With nearly 3000 individual reefs over an area of 133,000 square miles, the Great Barrier Reef is the world’s largest coral reef system, and few visitors leave Cairns without experiencing its incredible beauty. Snorkelling and scuba diving expeditions are extremely popular, though if a day’s swimming is not long enough for you, consider forsaking the many hotels in Cairns in favour of a liveaboard cruise. There are also many ways to enjoy the reef without getting wet, such as a glass-bottomed boat, semi-submersible submarine, or helicopter tour. The reef’s many underwater observatories also offer a stunning view of its tropical flora and fauna, not least among them an astounding array of fish. Anglers come from all over the world to the Cairns section of the Great Barrier Reef to try “bottom bouncing” for red coral trout, Spanish mackerel, and many other tasty species. Cairns is also famous among fishermen as the Black Marlin capital of Australia and an increasingly “hot” spot for salt water fly fishing.

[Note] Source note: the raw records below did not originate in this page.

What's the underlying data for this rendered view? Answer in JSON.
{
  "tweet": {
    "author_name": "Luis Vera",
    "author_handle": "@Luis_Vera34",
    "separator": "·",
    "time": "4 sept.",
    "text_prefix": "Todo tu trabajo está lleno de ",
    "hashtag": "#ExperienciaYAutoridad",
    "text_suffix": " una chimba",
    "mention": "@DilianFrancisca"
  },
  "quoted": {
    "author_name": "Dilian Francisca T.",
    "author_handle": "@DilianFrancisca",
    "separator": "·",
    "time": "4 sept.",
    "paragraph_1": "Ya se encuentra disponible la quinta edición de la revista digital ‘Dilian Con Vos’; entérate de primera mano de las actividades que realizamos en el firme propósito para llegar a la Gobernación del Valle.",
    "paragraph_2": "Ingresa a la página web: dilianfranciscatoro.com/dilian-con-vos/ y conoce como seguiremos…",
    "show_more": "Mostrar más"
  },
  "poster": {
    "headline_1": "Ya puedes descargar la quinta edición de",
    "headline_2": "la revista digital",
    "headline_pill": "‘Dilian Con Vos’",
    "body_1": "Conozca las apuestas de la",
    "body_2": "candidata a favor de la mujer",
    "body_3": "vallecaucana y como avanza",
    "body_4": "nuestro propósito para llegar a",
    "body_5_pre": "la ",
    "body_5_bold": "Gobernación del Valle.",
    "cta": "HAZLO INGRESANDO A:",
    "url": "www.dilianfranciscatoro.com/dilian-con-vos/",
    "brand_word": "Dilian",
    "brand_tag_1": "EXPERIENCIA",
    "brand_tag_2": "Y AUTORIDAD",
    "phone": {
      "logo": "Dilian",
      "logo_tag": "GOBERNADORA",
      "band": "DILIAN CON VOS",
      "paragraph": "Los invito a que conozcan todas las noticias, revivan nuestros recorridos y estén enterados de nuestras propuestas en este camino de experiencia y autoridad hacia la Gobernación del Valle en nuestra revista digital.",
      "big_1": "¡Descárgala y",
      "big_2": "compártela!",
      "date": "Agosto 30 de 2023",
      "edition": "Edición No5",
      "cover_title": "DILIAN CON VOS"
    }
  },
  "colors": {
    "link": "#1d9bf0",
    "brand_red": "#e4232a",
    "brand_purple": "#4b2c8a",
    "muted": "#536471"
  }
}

Not to be outdone, the Daintree Rainforest is the world’s largest continuous area of tropical rainforest and also the oldest, at 135 million years old and counting. River cruises are one of the best ways to see its incredibly diverse wildlife: prehistoric crocodiles, tree-dwelling kangaroos, and the endangered cassowary are just a few of the creatures who make their home amid its lush, evergreen vegetation. Four-wheel drive safari tours do a brisk business here, though intrepid sightseers can also take their own vehicles as far as the sealed road will take them, or go bush walking, zip lining, kayaking, and horseback riding in the rainforest.
Travellers who simply can’t decide which of the stunning World Heritage sites to explore first can head two hours north of Cairns to Cape Tribulation, where the reef and rainforest meet to form a string of truly spectacular, unspoiled beaches. Though the Cape is renowned among free spirits for its lively collection of backpackers’ hostels, travellers will also find exceptionally luxurious accommodations here, including eco lodges and treehouses that rival the finest five-star hotel in Cairns. Cape Tribulation is also a particularly popular destination for birders: great-billed herons, lovely fairy-wrens, little kingfishers, and double-eyed fig parrots are just a few of the rarities that have been spotted in this paradise.
Though the rainforest village of Kuranda is indeed beautiful and home to a thriving artistic community, sightseers and photographers will likely enjoy the journey just as much as the destination. The Skyrail Rainforest Cableway whisks travellers over and through the World Heritage rainforest in about 90 minutes, including breath-taking stopovers at Red Peak and Barron Falls, while the historic Kuranda Scenic Railway offers a more leisurely, but equally stunning, route that winds past awe-inspiring mountains and waterfalls.
Because Cairns is surrounded by some of the most beautiful and exotic locations on the planet, it is easy to overlook the myriad, if more modest, delights of the city itself. Savvy travellers, however, know that there is much more to Cairns than its array of places to sleep, starting with its well-established coffee shop scene. A strong cup from one of the trendy cafes along Grafton or Spence Street is ideal fuel for a long walk along the city’s sparkling boardwalk, a leisurely browse amid the Saturday Esplanade markets, or an afternoon performance at the nearby Tjapukai Aboriginal Cultural Park. And no trip to Cairns would be quite complete without a refreshing dip in its sun-soaked, saltwater lagoon and a fresh pineapple from Rusty’s.